1. The Special Judge in the present case raised the two issues of res judicata, on which the first defendant Gopal relied, and, further, an issue of limitation, on which, as well as res judicata, the second defendant Vishnu relied On this second issue no judgment has been recorded, and as a judgment was on the Special Judge's decision on the first issue absolutely necessary to the right adjudication of the case as regards Vishnu, the present applicant and the person really interested, we shall have to reverse the decision of the Court below; and send the case back for a fresh disposal by the Special Judge. As we have, then, to take this course, we may properly point out that the Subordinate Judge was right and the Special Judge wrong on the point of res judicata.
2. In 1871 Gopal sued Balaji, Gyanu, and Hari, averring that he had formerly taken certain land in mortgage from the first two, which land had become his property by the operation of a clause of conditional sale (lahan gahan). He had let the land to Hari, who now with the support of the other two denied Gopal's title. In such a suit, the only proper question for the Court was whether, as he alleged, Gopal had given possession to Hari as tenant. A tenant repudiating the title under which he entered, becomes liable to immediate eviction at the option of the landlord. Nor can other persons by coming in behind the tenant put themselves in the position of possessors, and force the land, lord to prove his title. This seems to have been allowed, however, in the instance in question. The suit was changed into one against Balaji and Gyanu on the conditional sale, and the decree given in January, 1872, ordered that Balaji and Gyanu were to pay to Gopal Rs. 100 within a month, or else all three defend ants to give him the property sought in the plaint.

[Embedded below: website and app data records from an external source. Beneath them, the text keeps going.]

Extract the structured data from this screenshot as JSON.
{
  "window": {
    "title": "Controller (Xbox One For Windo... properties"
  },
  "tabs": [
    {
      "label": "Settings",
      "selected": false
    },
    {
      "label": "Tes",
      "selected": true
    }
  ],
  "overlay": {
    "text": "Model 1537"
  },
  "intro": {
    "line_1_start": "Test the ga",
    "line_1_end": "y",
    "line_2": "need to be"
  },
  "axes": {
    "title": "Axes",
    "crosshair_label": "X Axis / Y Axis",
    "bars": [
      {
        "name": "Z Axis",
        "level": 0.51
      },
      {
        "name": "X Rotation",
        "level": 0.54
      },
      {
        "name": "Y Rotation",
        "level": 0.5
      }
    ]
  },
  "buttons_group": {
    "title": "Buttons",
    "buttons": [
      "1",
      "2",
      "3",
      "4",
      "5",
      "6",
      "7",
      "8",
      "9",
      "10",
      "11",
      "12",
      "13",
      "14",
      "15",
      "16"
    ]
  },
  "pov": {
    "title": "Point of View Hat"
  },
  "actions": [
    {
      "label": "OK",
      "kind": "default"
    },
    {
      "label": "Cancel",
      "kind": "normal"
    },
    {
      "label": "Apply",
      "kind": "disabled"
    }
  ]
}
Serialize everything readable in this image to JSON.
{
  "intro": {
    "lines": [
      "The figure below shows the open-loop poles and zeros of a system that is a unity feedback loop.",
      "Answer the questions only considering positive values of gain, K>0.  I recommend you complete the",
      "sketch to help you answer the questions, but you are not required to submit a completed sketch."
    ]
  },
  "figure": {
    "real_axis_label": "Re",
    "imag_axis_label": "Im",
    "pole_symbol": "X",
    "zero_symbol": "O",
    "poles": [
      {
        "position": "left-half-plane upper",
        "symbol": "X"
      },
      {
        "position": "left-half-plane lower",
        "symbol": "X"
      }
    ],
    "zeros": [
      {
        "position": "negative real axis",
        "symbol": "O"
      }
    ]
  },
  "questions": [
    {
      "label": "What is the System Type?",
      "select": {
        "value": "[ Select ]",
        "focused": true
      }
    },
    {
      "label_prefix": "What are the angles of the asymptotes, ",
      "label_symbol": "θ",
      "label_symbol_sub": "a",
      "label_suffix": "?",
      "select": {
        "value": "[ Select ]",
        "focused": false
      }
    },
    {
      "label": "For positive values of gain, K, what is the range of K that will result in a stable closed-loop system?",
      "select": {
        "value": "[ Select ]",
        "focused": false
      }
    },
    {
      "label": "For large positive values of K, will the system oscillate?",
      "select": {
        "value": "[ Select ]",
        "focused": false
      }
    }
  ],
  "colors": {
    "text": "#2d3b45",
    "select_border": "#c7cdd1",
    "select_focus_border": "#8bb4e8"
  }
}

3. By what precise steps this complete transformation of the suit took place we cannot now tell, as the judgment has perished; but the plaint shows that Gopal sued as owner, and the decree directs delivery of possession to him according to the plaint, unless the Rs. 100 be paid in a month. In the case of Robin son v. Duleep singh L.R., 11 Ch. Div., 798 James, L.J., says: 'The issues are only a proceeding in a cause for the purpose of ascertaining a fact for the guidance of the Court in dealing with the right; and what determines the right between the parties is the decree, and in order to determine what the decree really decides it is essential to see what were the rights which were in dispute between the parties and which were alleged between them.' The plaintiff Gopal having then set up a right as owner through the forfeiture clause, and the defendants insisting on a right still to recover, the decree plainly meant only to give them, by way of indulgence, one month within which to regain the land by payment. It renewed the mortgage, but with a condition which was as material a part of the decree as the advantage to follow on its fulfillment.
4. The money was not paid, and the property was given to Vishnu, who had purchased from Gopal. The Special Judge has held that Vishnu thus taking in execution in default of payment took as mortgagee, and that the right to redeem still subsisted in 1885, when this suit was brought. But it is plain that had Gopal sought to recover the Rs. 100, or any part of it, he would have been met by the terms of the decree. After the lapse of a month he was entitled to the land, and nothing else. So, too, was Vishnu as his vendee. As, then, there was no debt that could be recovered, there was, and could be, no subsisting mortgage that could be redeemed. The presumption that arises where possession only is sought by a mortgagee, and possession only is awarded, has no application where the plaintiff sues as owner, and the possession is on such a claim awarded to him subject only to a condition in favour of the defendant which the defendant fails to fulfil. No terms were added such as 'to hold until payment' or 'as security for the sum awarded.' The decree, at any rate, when executed by the Court completely transferred the mortgagor's rights to Vishnu.
5. On this point, therefore, we think the Special Judge was wrong in reversing the decree of the Subordinate Judge. But in the exercise of the revisional power of this Court we should not have interfered with his judgment on this account, he having acted within his jurisdiction; but that Vishnu has another ground on which to rely, and one that should have been fully considered before judgment was given against him. He purchased from Gopal more than twelve years before the institution of the present suit Gopal was the ostensible owner, and if Vishnu bought from him for value, ho thus acquired a right, which under Schedule II of Article 134 of the Limitation Act (XV of 1877) would become unassailable by the mortgagor after twelve years-Baivakhan Daudkhan v. Bhiku Sazba I.L.R.,9 Bom., 475 . We have not Gopal before us, nor have we the materials for determining whether Vishnu really purchased from him or not. We will send the case back that the Special Judge may determine on the fact whether Vishnu's purchase is proved, and decide the case accordingly. The rule is made absolute. Costs of this application to be borne by the opponent.